Article courtesy of Sara Jerome | November 7, 2014 | Water Online | Shared as educational material
As new technologies promise to treat fracking wastewater to a point where it can be reused, there’s a new question: Is it clean enough to drink?
Probably not, says researchers. Returning fracking wastewater to the environment “is just as risky as dumping any municipal treated wastewater back into rivers. As runoff, it is safe but it shouldn’t be done in volume. In the case of fracking wastewater, existing facilities are not equipped to thoroughly deal with halides so until they are ready, it’s simply better to use fracking wastewater for fracking,” Science 2.0 reported.
The study, published in Environmental Science & Technology, focused on the contents of fracking wastewater. Part of the problem is what happens in the treatment process.

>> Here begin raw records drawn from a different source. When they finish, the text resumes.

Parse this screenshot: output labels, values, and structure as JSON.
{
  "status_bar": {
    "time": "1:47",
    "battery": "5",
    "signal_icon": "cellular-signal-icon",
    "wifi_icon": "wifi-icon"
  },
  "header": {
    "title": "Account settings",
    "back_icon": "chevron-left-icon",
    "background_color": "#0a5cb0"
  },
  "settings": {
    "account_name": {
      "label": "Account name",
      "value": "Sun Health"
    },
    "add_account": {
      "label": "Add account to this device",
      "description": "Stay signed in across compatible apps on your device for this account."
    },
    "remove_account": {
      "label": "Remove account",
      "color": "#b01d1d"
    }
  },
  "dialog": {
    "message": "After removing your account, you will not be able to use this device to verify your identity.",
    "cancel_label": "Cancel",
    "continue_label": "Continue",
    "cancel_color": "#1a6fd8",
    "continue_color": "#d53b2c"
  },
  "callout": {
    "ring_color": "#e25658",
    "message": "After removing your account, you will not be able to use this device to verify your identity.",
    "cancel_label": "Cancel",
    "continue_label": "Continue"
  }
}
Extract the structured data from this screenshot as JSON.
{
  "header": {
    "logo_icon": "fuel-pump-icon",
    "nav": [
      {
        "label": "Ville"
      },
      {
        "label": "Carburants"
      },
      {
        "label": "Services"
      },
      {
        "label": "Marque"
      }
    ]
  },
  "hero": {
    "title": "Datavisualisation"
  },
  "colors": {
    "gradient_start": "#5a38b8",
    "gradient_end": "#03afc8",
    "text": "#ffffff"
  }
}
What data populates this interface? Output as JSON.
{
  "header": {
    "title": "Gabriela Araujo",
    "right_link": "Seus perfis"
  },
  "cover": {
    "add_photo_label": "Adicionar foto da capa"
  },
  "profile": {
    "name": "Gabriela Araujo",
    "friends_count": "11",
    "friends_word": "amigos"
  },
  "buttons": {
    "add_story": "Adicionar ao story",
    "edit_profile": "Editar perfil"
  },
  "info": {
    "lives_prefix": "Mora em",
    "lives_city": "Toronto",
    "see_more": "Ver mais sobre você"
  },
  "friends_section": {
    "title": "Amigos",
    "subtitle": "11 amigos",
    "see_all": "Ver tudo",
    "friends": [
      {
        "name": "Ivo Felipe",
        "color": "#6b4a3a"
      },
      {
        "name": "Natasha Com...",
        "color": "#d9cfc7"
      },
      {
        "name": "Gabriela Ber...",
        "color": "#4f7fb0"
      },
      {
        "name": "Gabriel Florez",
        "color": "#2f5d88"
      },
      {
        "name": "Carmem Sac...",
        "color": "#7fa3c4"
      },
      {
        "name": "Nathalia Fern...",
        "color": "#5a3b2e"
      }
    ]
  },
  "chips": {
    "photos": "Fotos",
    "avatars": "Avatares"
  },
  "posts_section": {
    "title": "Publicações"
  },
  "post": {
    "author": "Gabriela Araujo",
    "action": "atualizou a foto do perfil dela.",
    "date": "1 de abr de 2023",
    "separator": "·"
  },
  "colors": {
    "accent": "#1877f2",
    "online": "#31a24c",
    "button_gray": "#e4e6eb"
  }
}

“Most sites recycle the water but one approach has [been] to treat it in municipal or commercial treatment plants and then release it into rivers and other surface waters. The problem is these plants don’t do a good job at removing halides. While there is no evidence yet, there is concern that halide-contaminated surface water subsequently treated for drinking purposes with conventional methods, such as chlorination or ozonation, could lead to the formation of toxic byproducts,” Science 2.0 reported.
Even a little bit of frac water appears to pose a threat in the environment.
“The study showed that even a small fraction, as low as 0.01 percent up to 0.1 percent of hydraulic fracturing fluids in disinfected river water that is used for drinking could result in the formation of disinfection byproducts in drinking water utilities located downstream from disposal or spill sites of hydraulic fracturing fluids,” according to the website of Avner Vengosh, a Duke University professor who helped lead the study.
The study contained suggestions for how fracking wastewater should be approached.
“The results suggest that total elimination of [fracking wastewater] discharge and/or installation of halide-specific removal techniques in centralized brine treatment facilities may be a better strategy to mitigate impacts on downstream drinking water treatment plants than altering disinfection strategies. The potential formation of multiple [disinfection byproducts] in drinking water utilities in areas of shale gas development requires comprehensive monitoring plans beyond the common regulated [disinfection byproducts],” the study said.